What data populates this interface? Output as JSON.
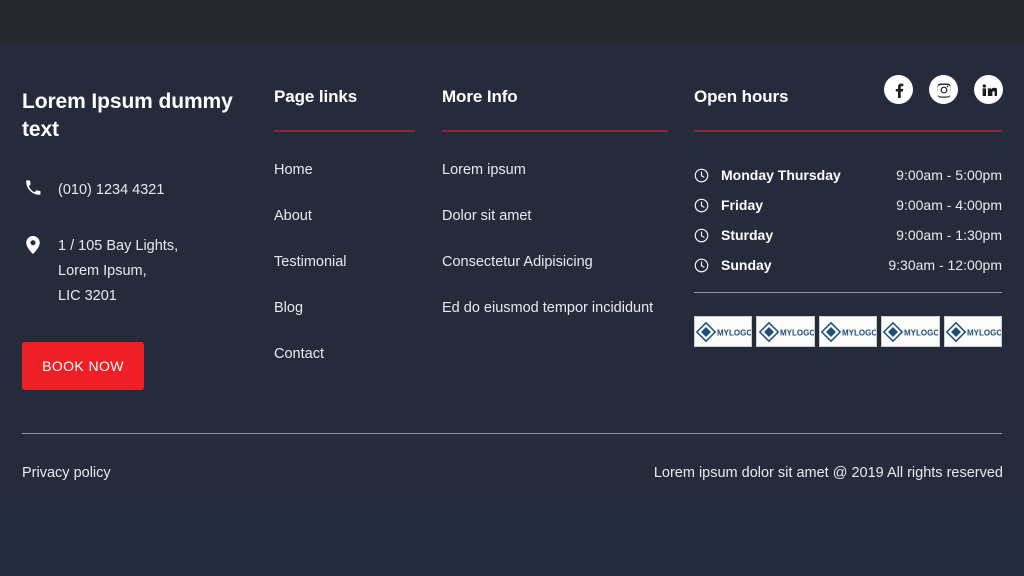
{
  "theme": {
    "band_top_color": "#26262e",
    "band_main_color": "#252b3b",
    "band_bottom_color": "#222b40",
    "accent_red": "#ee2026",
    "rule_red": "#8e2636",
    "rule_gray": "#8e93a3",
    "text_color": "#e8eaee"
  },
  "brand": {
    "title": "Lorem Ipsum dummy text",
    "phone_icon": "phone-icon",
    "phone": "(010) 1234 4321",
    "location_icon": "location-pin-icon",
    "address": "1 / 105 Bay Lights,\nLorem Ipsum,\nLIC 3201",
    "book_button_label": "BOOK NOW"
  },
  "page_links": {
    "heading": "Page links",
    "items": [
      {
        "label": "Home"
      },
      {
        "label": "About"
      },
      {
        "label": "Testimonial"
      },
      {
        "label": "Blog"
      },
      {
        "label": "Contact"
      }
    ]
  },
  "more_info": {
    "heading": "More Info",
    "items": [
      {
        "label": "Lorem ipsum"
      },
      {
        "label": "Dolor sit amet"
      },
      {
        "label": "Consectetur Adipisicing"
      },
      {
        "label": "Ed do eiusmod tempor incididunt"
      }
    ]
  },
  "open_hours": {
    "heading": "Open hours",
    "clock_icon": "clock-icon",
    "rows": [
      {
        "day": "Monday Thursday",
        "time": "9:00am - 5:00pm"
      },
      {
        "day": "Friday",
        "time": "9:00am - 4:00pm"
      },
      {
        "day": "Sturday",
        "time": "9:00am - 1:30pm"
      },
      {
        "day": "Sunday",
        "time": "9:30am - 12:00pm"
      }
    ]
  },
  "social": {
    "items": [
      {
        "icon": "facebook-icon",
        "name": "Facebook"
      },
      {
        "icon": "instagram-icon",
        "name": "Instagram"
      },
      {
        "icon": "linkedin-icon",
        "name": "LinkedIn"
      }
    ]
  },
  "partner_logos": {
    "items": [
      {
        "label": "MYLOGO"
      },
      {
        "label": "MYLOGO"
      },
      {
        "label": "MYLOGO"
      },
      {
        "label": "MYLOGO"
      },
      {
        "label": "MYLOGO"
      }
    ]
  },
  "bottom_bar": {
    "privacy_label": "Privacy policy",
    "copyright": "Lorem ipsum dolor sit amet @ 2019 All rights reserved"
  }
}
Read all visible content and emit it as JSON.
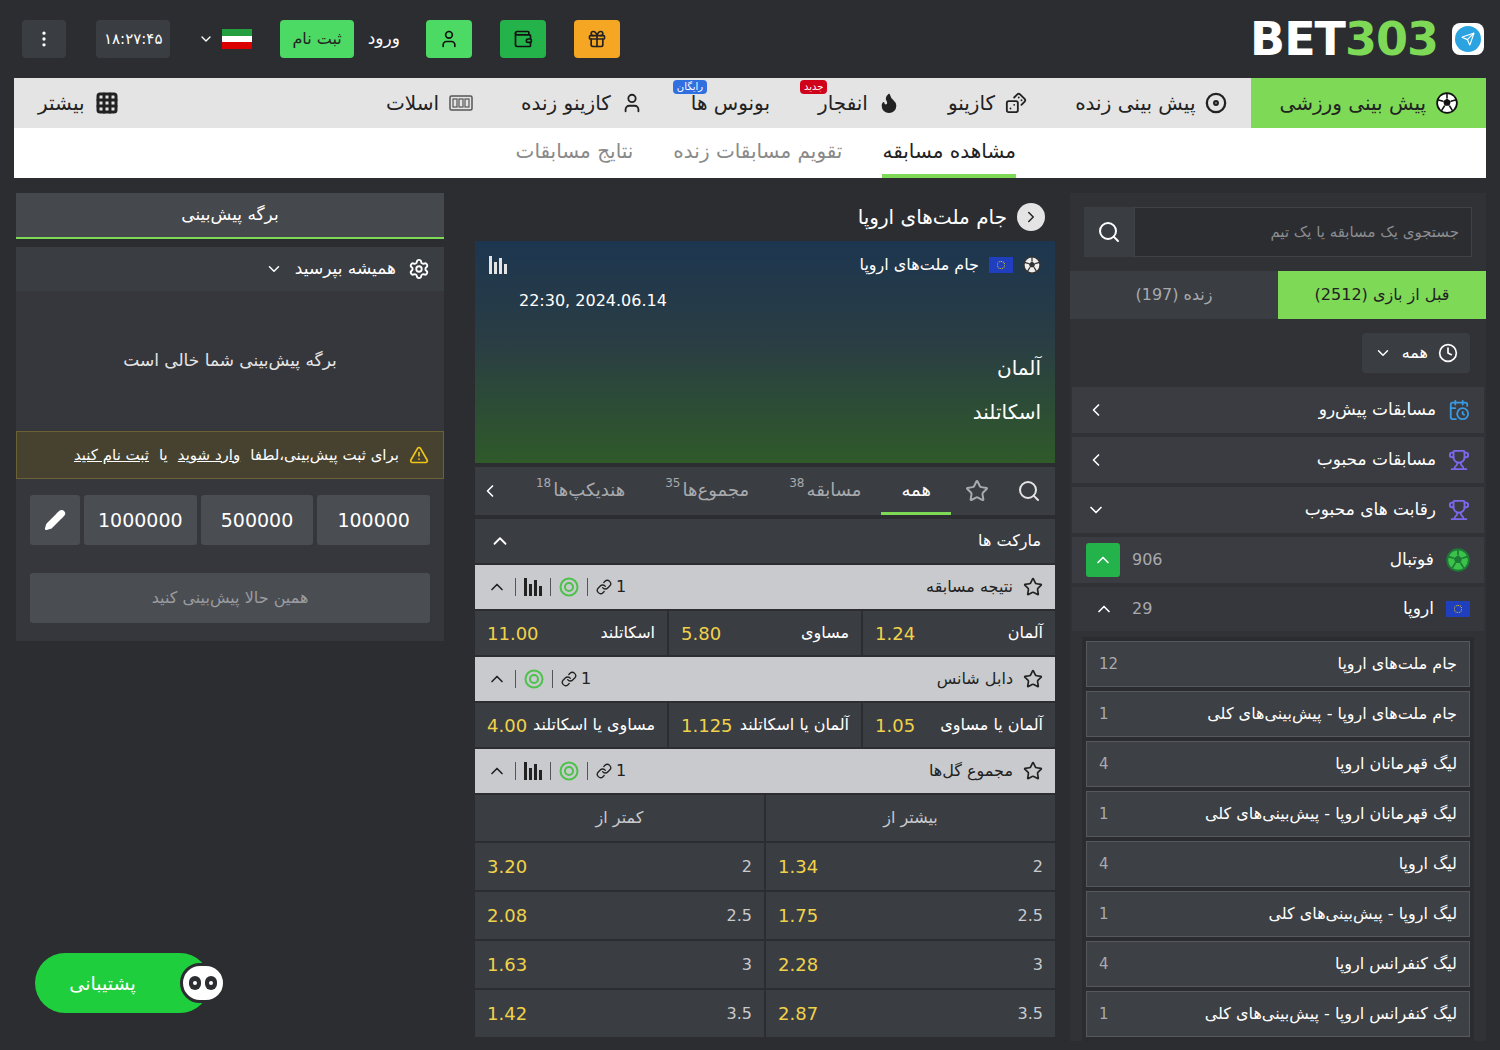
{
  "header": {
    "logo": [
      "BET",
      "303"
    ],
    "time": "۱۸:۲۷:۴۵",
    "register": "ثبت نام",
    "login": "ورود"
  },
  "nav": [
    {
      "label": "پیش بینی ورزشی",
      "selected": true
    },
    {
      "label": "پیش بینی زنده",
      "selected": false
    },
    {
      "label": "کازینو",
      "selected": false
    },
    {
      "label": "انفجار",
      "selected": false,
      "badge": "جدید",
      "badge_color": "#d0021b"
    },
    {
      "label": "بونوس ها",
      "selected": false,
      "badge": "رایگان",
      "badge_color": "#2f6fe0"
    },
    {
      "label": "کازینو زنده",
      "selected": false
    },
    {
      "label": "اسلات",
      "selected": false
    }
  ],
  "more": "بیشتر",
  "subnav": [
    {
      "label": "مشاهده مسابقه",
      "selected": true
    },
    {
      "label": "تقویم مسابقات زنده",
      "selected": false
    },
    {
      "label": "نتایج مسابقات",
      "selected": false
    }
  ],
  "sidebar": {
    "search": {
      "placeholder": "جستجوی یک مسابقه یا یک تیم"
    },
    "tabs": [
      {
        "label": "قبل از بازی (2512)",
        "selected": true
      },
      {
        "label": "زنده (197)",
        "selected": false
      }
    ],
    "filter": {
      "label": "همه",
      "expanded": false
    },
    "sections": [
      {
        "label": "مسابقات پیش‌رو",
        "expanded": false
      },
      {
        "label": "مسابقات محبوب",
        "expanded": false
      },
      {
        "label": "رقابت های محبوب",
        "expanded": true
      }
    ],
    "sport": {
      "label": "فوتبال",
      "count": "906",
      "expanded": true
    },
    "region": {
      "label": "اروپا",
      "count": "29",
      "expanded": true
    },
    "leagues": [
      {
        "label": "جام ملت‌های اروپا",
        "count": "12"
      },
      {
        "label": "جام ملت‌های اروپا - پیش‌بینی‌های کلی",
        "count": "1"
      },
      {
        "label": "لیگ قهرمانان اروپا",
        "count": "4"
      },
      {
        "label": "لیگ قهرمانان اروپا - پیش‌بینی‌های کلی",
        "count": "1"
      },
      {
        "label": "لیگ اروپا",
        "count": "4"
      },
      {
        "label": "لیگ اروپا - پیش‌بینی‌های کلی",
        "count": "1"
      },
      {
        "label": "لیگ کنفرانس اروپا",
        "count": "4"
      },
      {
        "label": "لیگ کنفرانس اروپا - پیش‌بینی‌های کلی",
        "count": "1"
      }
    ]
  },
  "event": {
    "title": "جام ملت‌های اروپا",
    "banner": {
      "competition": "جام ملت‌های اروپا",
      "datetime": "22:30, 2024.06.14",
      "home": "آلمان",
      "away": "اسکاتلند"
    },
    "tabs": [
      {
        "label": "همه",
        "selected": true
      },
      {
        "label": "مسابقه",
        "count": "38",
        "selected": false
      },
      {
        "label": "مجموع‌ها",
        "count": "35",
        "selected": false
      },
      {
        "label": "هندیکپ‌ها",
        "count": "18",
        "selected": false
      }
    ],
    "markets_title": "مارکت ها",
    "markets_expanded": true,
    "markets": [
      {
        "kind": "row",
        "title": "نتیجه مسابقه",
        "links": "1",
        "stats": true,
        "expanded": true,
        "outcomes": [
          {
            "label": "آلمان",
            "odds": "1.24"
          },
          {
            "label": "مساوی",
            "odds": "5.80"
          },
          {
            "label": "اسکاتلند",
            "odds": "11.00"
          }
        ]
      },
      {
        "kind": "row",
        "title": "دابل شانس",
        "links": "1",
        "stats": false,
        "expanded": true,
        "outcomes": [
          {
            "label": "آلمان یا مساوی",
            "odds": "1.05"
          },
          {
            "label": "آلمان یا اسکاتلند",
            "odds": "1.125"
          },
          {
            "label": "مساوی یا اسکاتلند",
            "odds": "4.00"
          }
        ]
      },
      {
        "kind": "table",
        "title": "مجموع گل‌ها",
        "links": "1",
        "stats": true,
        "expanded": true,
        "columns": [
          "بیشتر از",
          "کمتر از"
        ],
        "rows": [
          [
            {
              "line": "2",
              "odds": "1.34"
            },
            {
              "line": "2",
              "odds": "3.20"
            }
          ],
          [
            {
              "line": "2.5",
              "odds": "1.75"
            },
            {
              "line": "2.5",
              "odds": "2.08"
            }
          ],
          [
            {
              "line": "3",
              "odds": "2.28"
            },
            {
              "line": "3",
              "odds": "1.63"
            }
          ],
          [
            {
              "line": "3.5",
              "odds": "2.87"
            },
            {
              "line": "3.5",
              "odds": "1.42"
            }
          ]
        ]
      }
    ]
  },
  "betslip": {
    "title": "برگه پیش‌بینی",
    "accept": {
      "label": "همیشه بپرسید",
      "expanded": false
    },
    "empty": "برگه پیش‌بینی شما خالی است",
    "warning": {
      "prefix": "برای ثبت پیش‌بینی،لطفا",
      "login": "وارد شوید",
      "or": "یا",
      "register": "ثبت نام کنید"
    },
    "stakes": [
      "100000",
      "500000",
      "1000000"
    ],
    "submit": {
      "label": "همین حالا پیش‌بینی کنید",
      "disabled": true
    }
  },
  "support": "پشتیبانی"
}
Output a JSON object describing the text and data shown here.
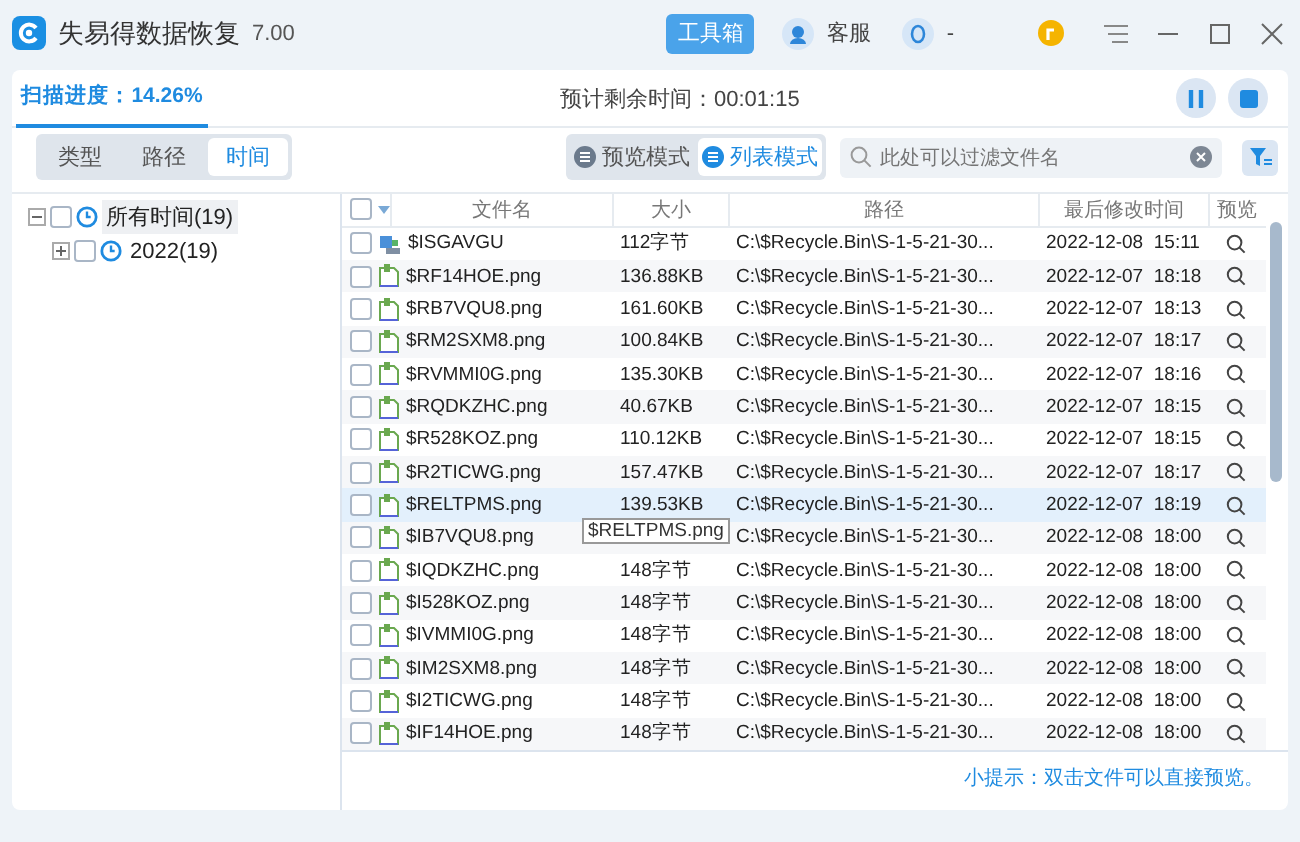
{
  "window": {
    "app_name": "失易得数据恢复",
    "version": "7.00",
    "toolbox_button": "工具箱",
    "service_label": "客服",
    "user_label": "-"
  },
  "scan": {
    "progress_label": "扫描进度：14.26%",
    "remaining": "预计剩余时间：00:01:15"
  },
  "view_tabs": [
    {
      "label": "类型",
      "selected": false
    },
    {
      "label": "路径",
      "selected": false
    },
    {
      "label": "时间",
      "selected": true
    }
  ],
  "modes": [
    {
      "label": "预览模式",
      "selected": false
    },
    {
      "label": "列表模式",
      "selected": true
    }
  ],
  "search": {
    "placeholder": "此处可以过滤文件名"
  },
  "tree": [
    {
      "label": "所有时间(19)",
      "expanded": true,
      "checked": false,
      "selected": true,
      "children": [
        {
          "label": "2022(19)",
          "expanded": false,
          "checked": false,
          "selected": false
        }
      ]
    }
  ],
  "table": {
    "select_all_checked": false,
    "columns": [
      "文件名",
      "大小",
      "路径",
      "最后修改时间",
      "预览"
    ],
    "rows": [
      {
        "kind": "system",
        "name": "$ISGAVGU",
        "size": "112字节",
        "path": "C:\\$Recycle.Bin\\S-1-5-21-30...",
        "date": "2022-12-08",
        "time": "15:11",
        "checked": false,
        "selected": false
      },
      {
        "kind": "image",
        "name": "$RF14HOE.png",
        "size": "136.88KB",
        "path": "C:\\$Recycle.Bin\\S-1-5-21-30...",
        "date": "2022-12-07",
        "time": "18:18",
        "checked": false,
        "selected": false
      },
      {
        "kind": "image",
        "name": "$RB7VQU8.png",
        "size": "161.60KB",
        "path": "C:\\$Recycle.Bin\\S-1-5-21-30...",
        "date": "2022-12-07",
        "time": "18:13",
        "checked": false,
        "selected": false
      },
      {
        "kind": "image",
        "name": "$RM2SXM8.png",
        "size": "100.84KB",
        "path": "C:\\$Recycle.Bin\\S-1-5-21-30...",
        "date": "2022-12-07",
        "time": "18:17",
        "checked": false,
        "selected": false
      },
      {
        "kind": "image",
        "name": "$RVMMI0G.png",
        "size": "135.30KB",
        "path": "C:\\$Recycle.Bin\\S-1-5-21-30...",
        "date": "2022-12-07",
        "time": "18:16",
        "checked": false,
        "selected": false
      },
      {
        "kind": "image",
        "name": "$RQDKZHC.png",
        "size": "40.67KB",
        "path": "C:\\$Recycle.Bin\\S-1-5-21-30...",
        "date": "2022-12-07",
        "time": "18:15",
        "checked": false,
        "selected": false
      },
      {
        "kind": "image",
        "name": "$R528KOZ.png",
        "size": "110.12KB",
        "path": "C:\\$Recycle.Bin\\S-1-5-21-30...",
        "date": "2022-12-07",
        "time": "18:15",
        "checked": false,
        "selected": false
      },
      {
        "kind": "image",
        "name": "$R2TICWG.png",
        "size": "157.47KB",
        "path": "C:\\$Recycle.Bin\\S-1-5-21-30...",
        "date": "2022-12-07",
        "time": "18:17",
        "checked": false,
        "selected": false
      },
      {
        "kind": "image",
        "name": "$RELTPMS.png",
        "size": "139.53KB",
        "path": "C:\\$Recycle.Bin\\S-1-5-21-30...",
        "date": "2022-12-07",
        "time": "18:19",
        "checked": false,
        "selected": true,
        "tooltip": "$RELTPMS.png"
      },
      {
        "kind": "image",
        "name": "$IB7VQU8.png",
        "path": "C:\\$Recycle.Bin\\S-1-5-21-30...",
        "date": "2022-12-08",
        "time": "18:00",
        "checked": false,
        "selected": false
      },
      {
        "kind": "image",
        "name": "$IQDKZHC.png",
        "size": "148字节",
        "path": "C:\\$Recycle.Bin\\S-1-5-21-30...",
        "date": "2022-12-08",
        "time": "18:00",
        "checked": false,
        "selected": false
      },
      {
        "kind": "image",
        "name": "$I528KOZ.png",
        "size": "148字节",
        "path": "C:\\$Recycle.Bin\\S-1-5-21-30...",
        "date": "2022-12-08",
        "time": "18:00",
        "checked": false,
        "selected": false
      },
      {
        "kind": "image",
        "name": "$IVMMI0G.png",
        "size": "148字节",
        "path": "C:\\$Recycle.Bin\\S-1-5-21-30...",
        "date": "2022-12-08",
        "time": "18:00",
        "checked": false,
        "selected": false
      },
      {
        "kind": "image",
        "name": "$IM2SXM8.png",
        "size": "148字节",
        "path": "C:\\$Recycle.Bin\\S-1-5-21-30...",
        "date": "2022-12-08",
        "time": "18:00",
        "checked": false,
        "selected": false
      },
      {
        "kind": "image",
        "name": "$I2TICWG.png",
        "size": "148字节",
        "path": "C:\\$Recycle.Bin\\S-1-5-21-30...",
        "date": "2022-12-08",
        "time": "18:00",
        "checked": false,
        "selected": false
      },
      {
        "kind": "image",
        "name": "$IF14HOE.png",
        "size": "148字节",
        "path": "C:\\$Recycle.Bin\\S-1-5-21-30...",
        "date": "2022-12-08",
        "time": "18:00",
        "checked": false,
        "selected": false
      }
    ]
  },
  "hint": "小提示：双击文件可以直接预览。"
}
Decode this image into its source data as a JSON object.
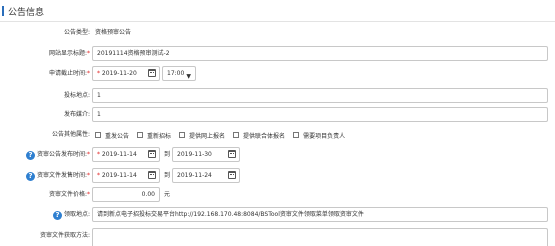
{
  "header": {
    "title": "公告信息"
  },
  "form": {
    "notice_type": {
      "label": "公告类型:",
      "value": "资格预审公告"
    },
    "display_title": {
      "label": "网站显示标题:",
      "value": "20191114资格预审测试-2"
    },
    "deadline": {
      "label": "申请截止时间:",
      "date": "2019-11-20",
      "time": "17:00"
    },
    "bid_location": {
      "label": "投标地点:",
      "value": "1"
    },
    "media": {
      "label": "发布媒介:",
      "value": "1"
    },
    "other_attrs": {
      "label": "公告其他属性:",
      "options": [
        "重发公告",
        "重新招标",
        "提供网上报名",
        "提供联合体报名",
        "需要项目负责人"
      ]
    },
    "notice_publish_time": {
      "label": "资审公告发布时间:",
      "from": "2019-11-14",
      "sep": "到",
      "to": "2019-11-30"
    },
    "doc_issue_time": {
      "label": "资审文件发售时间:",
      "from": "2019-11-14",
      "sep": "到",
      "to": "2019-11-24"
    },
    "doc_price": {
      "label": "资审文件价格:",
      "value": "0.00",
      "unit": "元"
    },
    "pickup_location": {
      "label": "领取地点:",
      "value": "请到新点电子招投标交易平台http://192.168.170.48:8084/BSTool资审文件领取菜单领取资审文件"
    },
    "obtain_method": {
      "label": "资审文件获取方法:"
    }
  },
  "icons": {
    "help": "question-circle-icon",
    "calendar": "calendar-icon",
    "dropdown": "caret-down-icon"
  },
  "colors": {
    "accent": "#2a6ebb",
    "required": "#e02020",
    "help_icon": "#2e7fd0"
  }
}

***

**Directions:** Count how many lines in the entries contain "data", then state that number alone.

**Result of the task:** 3